Germany’s hesitancy in signing a blank cheque to end the Eurozone debt crisis bewilders the world but is understandable in light of the German experience.
The G-20 has told Europe that it is on its own. And the poor Germans find themselves in the unenviable position of being made the scapegoat. European solidarity and panicked governments demand that the rich nation of Germany lend some money to poorer cousins down south. This is the equivalent of an industrious rich man being accosted on the street and forced to hand over his money to poor people while bystanders nod in approval and relief at a “fair” and “charitable” distribution of someone else’s wealth.
Real life is mirroring the much-emailed joke about the ant and the grasshopper; the grasshopper screams, cries and gathers a band of followers to justify sharing the ant’s food hoard during winter after spending the summer singing and dancing. A look at the graph below shows which nations were singing and dancing and which ones were hoarding away food for the harsh winter. From 2003 to 2008, German workers were taking real wage cuts while the rest were celebrating their economies having reached a permanently high plateau (Figure 1 above.)
During the same time, the German government improved its finances by cutting the deficit to almost zero in 2008. The salubrious economic environment certainly helped as can be seen by the reduction in Euro-area deficits. However, German outperformance was the result of prudent macroeconomic policy. Fiscal policy pursued was closer to true Keynesianism; save during expansions to spend in recessions. In stark contrast, the only other nations to record a surplus were Ireland and Spain where housing manias deceptively flattered government revenue and engendered complacency (Figure 2 above.)
If thrifty and prudent behaviour were the only cause of German antipathy to bailouts then there might be grounds for criticism. After all it would be very hard hearted of the ant to not help at all and instead deliver an ‘I told you so’ lecture to the grasshopper. However, in this case economic righteousness is mixed with moral indignation.
A look at Transparency International’s Corruption Perceptions Index makes it clear why the Germans are baulking at signing blank cheques despite Timothy “Bailout” Geithner’s pleas. Germany ranks 14th in the world and 4th in the Euro-area (after Finland, Netherlands and Luxembourg). In comparison, the peripheral economies rank much lower (none in the top 10-percentile) with Greece and Italy being notable laggards (Table 1 above).
The moral issue of corruption and tax evasion is superimposed on the economic issue of entitlements in these structurally rigid economies. Adding to this resentment is the fact that Germany has bankrolled the gravy train for a long time. EU budget figures for 2010 illustrate this point aptly (Figure 3 above).

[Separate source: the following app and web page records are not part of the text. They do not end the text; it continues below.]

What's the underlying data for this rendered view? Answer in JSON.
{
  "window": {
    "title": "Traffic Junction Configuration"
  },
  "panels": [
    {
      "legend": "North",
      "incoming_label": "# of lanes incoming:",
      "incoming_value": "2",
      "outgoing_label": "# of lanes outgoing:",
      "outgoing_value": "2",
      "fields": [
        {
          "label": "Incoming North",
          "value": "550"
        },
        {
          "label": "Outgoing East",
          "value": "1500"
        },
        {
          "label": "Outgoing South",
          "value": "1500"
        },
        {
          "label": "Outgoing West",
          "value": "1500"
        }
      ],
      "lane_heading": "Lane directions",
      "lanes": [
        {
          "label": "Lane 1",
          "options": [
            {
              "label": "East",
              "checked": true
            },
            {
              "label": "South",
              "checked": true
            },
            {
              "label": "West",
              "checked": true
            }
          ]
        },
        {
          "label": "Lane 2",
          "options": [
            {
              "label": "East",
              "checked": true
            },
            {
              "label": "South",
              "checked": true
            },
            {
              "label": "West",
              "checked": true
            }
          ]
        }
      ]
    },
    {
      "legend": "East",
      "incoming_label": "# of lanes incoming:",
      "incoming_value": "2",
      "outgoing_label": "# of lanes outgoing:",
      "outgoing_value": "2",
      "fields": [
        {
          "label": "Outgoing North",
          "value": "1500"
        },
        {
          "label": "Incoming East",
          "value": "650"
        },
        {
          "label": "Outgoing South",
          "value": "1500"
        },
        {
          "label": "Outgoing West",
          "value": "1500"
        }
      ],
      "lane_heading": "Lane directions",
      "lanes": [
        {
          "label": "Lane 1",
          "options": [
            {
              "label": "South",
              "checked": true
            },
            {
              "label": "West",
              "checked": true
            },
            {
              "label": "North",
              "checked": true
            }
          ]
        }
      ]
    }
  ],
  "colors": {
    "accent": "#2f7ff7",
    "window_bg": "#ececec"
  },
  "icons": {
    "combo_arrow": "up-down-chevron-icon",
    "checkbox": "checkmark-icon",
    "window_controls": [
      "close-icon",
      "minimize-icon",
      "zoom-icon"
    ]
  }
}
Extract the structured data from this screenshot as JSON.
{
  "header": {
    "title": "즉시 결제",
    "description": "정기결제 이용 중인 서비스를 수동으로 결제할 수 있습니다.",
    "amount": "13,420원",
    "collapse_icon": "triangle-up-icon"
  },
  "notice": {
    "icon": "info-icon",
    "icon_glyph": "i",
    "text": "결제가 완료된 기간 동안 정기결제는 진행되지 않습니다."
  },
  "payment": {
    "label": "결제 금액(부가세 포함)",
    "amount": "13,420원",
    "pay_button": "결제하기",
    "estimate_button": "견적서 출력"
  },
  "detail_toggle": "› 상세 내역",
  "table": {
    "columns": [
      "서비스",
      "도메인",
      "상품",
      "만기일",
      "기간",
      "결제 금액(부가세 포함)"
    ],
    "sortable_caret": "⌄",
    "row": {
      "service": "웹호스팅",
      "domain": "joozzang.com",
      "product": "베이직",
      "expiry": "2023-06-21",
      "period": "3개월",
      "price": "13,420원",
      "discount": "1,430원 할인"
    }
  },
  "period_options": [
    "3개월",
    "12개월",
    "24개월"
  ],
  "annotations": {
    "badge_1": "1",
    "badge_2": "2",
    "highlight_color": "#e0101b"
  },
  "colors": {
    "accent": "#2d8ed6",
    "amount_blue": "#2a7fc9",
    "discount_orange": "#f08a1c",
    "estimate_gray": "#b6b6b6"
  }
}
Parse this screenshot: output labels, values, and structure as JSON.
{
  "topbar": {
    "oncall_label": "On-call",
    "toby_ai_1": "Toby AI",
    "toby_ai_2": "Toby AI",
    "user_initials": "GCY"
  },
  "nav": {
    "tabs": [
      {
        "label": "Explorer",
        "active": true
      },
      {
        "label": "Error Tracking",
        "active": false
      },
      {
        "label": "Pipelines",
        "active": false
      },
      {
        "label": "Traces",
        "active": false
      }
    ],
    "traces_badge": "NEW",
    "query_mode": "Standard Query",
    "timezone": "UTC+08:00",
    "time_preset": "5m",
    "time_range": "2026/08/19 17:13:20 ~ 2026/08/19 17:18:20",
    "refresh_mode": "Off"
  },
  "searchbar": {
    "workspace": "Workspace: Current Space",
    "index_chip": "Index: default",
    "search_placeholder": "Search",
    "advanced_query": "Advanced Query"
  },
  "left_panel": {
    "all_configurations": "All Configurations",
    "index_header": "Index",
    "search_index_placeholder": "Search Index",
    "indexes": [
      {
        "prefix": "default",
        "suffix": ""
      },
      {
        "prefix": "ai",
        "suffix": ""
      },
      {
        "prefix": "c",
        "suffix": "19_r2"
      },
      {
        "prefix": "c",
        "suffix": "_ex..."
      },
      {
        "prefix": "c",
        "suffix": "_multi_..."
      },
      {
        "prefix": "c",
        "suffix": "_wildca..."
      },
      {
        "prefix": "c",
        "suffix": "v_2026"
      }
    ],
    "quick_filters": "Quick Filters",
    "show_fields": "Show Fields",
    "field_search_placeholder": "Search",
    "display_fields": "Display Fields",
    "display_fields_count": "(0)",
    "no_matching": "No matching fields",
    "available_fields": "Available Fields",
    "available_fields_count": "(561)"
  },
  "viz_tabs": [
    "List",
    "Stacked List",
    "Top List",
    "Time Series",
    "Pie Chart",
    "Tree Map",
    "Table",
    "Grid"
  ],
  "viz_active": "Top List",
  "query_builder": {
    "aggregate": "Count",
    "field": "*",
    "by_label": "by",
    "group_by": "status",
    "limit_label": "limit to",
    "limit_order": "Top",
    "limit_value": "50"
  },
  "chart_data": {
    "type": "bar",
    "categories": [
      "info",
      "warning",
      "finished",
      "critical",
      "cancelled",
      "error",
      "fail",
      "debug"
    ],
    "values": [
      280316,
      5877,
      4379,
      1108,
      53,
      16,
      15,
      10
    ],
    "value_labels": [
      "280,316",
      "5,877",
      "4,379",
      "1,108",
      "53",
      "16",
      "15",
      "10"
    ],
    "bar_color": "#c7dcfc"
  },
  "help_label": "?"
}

Not only did the grasshopper not gather any food itself, but against the ant’s advice it also frittered away what the ant gave it. Now in peak winter it wants the ant to unconditionally share some of the remaining food while only half-heartedly promising to reform its frivolous ways. If this is not just cause for anger then one does not know what is.
However, outrage and anger have no part in policy formulation. The insistence on austerity is born from anger and is completely counterproductive. Help must be given in a manner which avoids both extremes of high-handedness and unconditionality. Unfortunately the current approach manages the amazing feat of being high-handed and unconditional at the same time.
Intrusive monitoring and usurpation of sovereign powers is high-handed and likely to engender a reaction against the union in member states. Indeed, such a reaction is well under way in Greece. Simultaneously, providing money on the basis of random economic predictions and opening the central bank vault wide open makes transfers unconditional. It not only fails to solve the problem but also increases the severity of the next outbreak because of moral hazard and reduced pressure to reform. This increasing severity can be seen in the exponential increase in estimated bailout funds required since the onset of the sovereign debt crisis – from €20bn to solve the Greek problem in 2010 to €1trn not being enough now.
The solution is to restructure debt aggressively in all problem economies, pursue structural reform and provide money to help the transition. This is better than the current practice of massaged figures which generate impressively precise estimates (120.5% debt-GDP for instance) from exceedingly imprecise guesses of an economy’s path eight years in the future. Then proclamations are made about these estimates being achievable and sustainable which not just stretch but create a wormhole in the fabric of credulity. This is finally followed by throwing more good money at a hopeless situation under the fig leaf of conditionality which everyone knows will never be met in practice.
The justifiably angry ant is in a position of considerable power. It can either use this power wisely to save and reform the grasshopper to earn its gratitude. Or it can slam the door on the grasshopper’s face and set it the impossible task of searching for food in the harsh winter.
*[This article was originally published by Mr. Khare’s blog.]
The views expressed in this article are the author's own and do not necessarily reflect Fair Observer’s editorial policy.